- _DIRECTIONS_: Could you copy the records below exactly, leaving out any pictures?

◇ ◇ ◇ ◇ ◇ ◇ ◇

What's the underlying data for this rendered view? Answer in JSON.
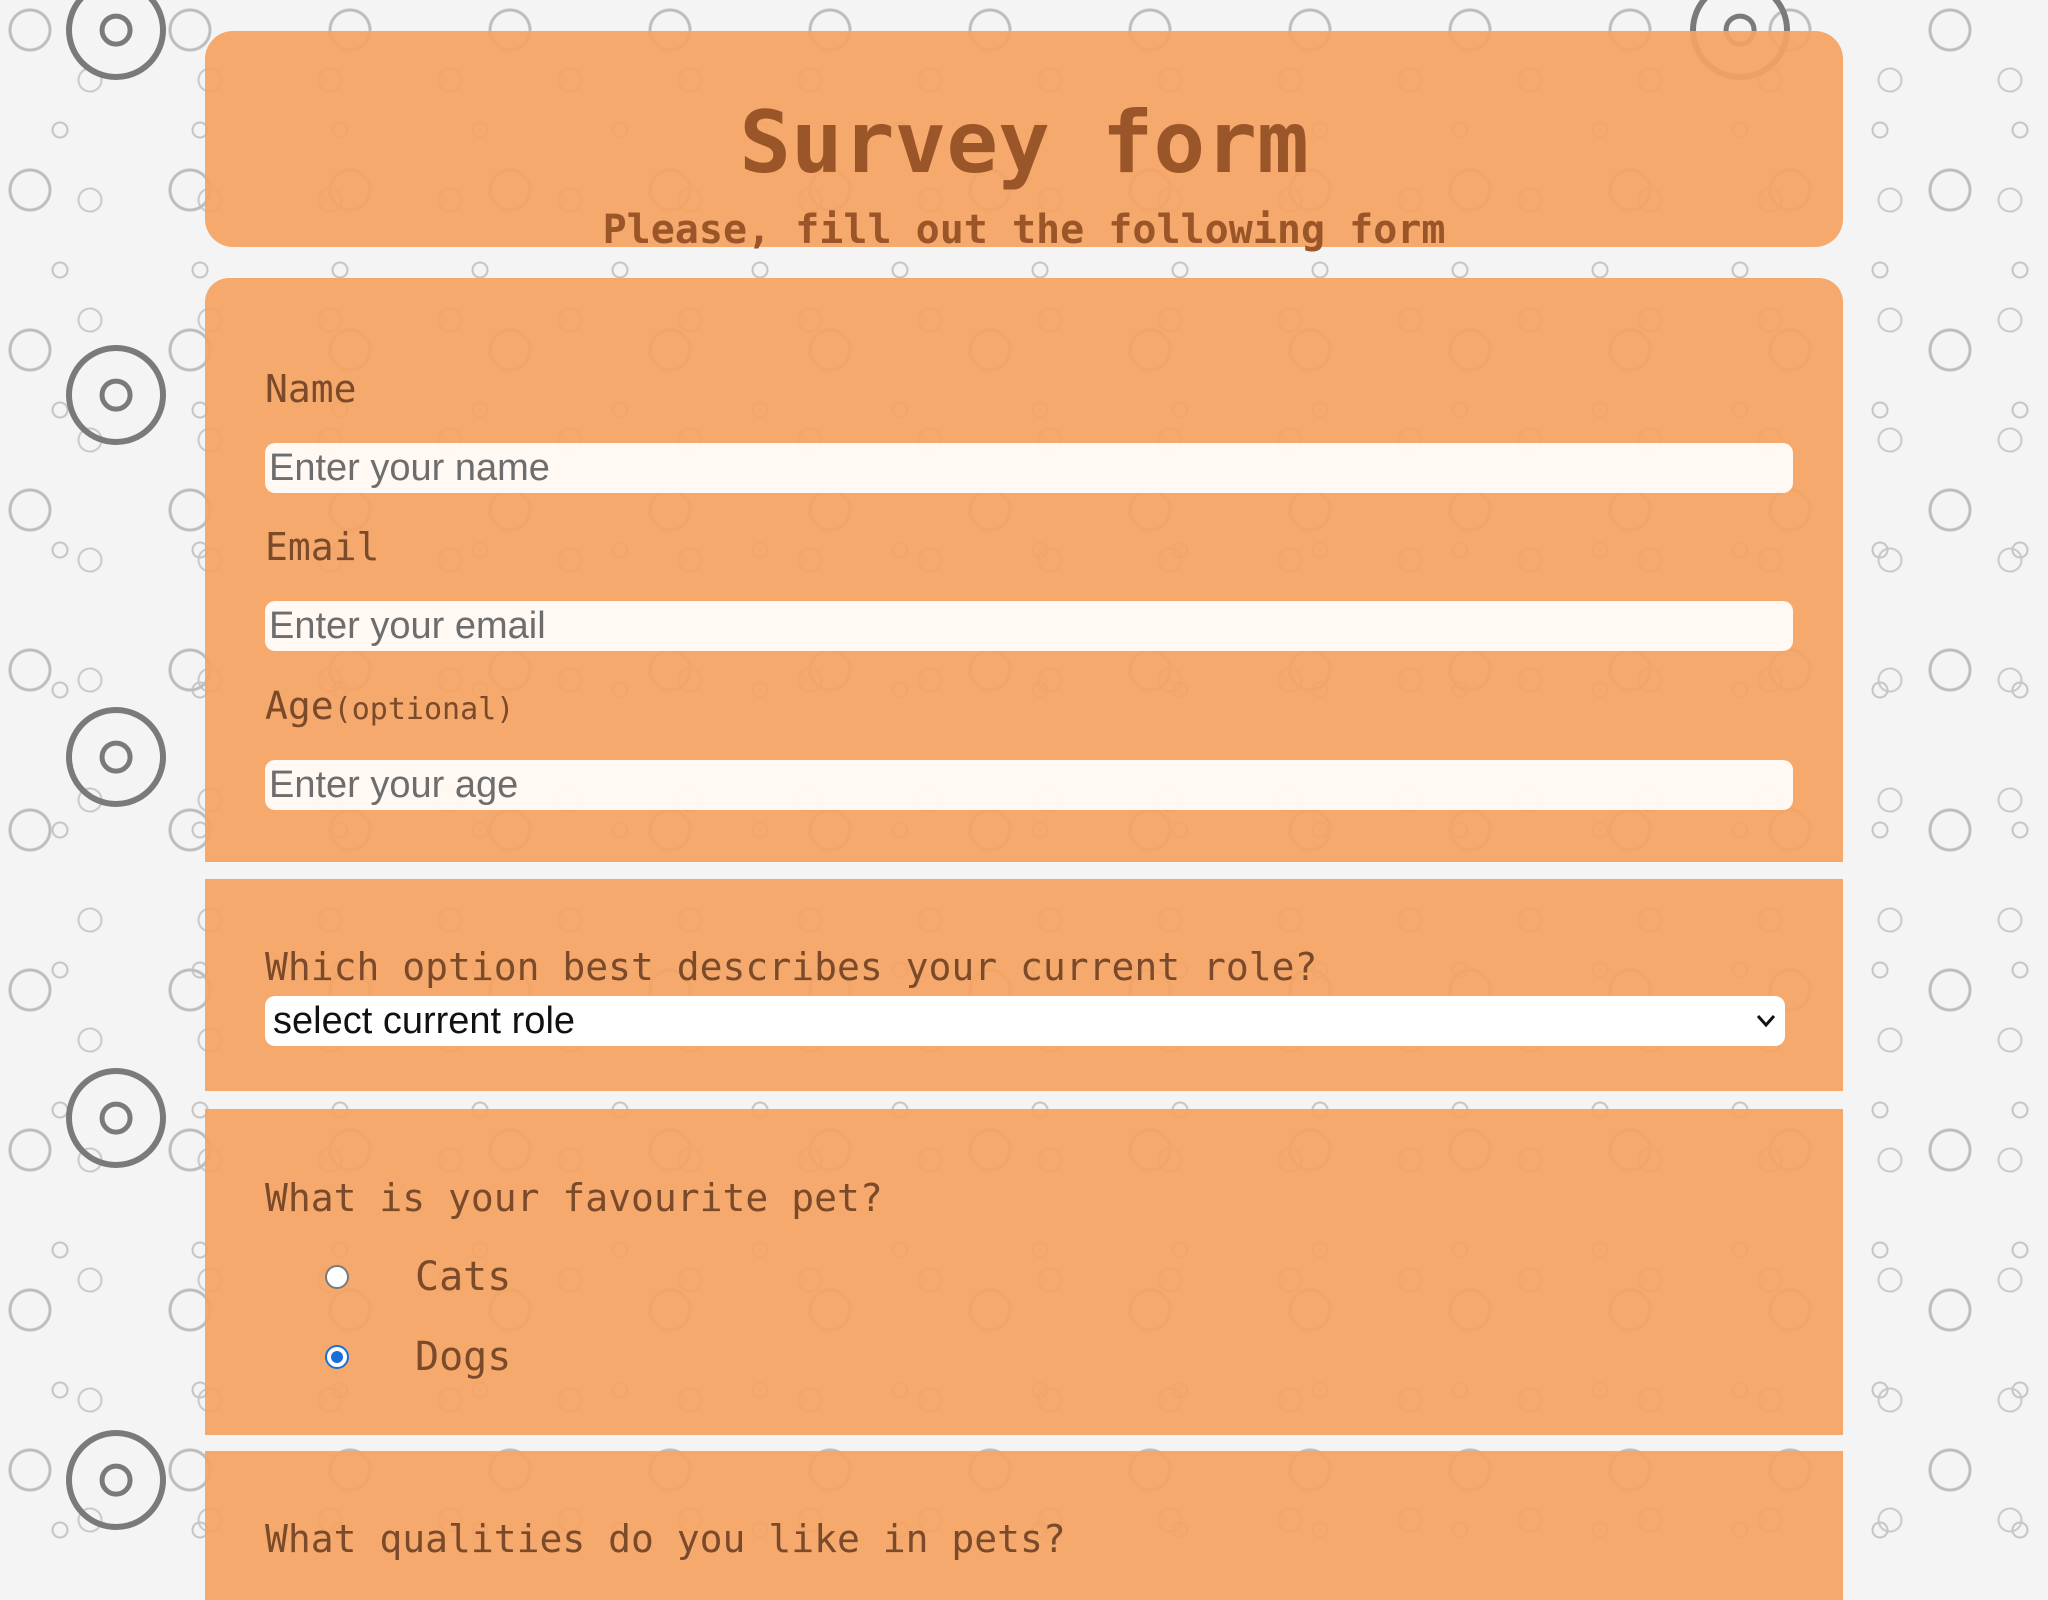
{
  "header": {
    "title": "Survey form",
    "subtitle": "Please, fill out the following form"
  },
  "personal": {
    "name_label": "Name",
    "name_placeholder": "Enter your name",
    "email_label": "Email",
    "email_placeholder": "Enter your email",
    "age_label": "Age",
    "age_optional": "(optional)",
    "age_placeholder": "Enter your age"
  },
  "role": {
    "question": "Which option best describes your current role?",
    "selected": "select current role",
    "chevron_icon": "chevron-down-icon"
  },
  "pet": {
    "question": "What is your favourite pet?",
    "options": [
      {
        "label": "Cats",
        "checked": false
      },
      {
        "label": "Dogs",
        "checked": true
      }
    ]
  },
  "qualities": {
    "question": "What qualities do you like in pets?"
  },
  "colors": {
    "card": "#f4a261",
    "title": "#9a5528",
    "text": "#7a4a2a",
    "radio_checked": "#1a6ed8"
  }
}
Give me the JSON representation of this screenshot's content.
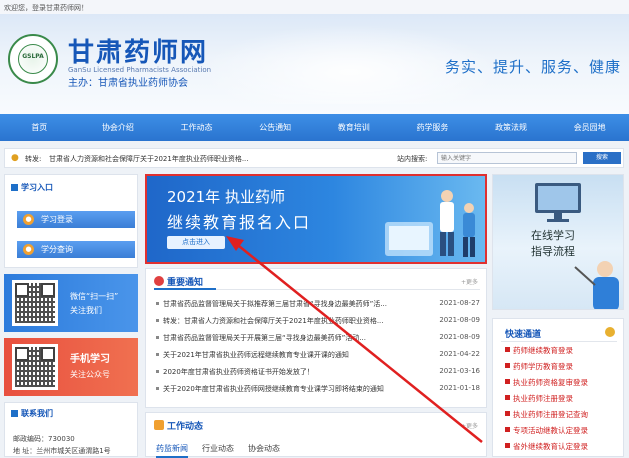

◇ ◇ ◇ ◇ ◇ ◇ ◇

- _ANSWER BOX_:
What's the underlying data for this rendered view? Answer in JSON.
{
  "header": {
    "title": "Survey form",
    "subtitle": "Please, fill out the following form"
  },
  "personal": {
    "name_label": "Name",
    "name_placeholder": "Enter your name",
    "email_label": "Email",
    "email_placeholder": "Enter your email",
    "age_label": "Age",
    "age_optional": "(optional)",
    "age_placeholder": "Enter your age"
  },
  "role": {
    "question": "Which option best describes your current role?",
    "selected": "select current role",
    "chevron_icon": "chevron-down-icon"
  },
  "pet": {
    "question": "What is your favourite pet?",
    "options": [
      {
        "label": "Cats",
        "checked": false
      },
      {
        "label": "Dogs",
        "checked": true
      }
    ]
  },
  "qualities": {
    "question": "What qualities do you like in pets?"
  },
  "colors": {
    "card": "#f4a261",
    "title": "#9a5528",
    "text": "#7a4a2a",
    "radio_checked": "#1a6ed8"
  }
}
Give me the JSON representation of this screenshot's content.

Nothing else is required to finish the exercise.